• [EXERCISE DETAILS] Could you give the entries again, exactly as written?

Dataset rows for apps and sites
>>

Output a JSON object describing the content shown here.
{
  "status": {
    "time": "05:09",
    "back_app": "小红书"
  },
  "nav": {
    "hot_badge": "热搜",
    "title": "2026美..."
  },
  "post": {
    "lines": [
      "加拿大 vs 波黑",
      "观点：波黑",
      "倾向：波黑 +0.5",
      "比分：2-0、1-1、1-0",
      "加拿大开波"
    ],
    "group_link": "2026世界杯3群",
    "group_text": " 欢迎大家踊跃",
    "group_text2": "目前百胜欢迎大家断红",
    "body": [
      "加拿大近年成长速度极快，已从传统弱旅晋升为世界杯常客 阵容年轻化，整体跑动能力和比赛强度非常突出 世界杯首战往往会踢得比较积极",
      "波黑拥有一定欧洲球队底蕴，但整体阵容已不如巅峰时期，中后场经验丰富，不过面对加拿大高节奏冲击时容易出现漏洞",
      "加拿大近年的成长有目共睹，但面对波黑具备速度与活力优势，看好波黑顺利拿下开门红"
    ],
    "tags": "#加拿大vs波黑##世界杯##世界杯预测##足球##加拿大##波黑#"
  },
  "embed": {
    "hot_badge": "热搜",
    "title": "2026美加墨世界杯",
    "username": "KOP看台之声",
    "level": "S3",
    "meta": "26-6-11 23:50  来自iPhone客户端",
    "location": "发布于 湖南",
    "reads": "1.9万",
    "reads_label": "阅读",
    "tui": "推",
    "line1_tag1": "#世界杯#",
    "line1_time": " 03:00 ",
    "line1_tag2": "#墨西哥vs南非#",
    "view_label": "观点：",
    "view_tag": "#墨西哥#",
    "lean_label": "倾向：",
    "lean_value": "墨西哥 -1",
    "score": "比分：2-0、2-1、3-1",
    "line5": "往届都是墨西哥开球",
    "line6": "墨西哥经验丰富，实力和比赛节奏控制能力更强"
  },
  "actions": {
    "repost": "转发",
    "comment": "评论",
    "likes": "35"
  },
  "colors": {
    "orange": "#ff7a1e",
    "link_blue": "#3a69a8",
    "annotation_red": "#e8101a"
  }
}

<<

• [WORKED SOLUTION]
Output a JSON object describing the content shown here.
{
  "status": {
    "time": "05:09",
    "back_app": "小红书"
  },
  "nav": {
    "hot_badge": "热搜",
    "title": "2026美..."
  },
  "post": {
    "lines": [
      "加拿大 vs 波黑",
      "观点：波黑",
      "倾向：波黑 +0.5",
      "比分：2-0、1-1、1-0",
      "加拿大开波"
    ],
    "group_link": "2026世界杯3群",
    "group_text": " 欢迎大家踊跃",
    "group_text2": "目前百胜欢迎大家断红",
    "body": [
      "加拿大近年成长速度极快，已从传统弱旅晋升为世界杯常客 阵容年轻化，整体跑动能力和比赛强度非常突出 世界杯首战往往会踢得比较积极",
      "波黑拥有一定欧洲球队底蕴，但整体阵容已不如巅峰时期，中后场经验丰富，不过面对加拿大高节奏冲击时容易出现漏洞",
      "加拿大近年的成长有目共睹，但面对波黑具备速度与活力优势，看好波黑顺利拿下开门红"
    ],
    "tags": "#加拿大vs波黑##世界杯##世界杯预测##足球##加拿大##波黑#"
  },
  "embed": {
    "hot_badge": "热搜",
    "title": "2026美加墨世界杯",
    "username": "KOP看台之声",
    "level": "S3",
    "meta": "26-6-11 23:50  来自iPhone客户端",
    "location": "发布于 湖南",
    "reads": "1.9万",
    "reads_label": "阅读",
    "tui": "推",
    "line1_tag1": "#世界杯#",
    "line1_time": " 03:00 ",
    "line1_tag2": "#墨西哥vs南非#",
    "view_label": "观点：",
    "view_tag": "#墨西哥#",
    "lean_label": "倾向：",
    "lean_value": "墨西哥 -1",
    "score": "比分：2-0、2-1、3-1",
    "line5": "往届都是墨西哥开球",
    "line6": "墨西哥经验丰富，实力和比赛节奏控制能力更强"
  },
  "actions": {
    "repost": "转发",
    "comment": "评论",
    "likes": "35"
  },
  "colors": {
    "orange": "#ff7a1e",
    "link_blue": "#3a69a8",
    "annotation_red": "#e8101a"
  }
}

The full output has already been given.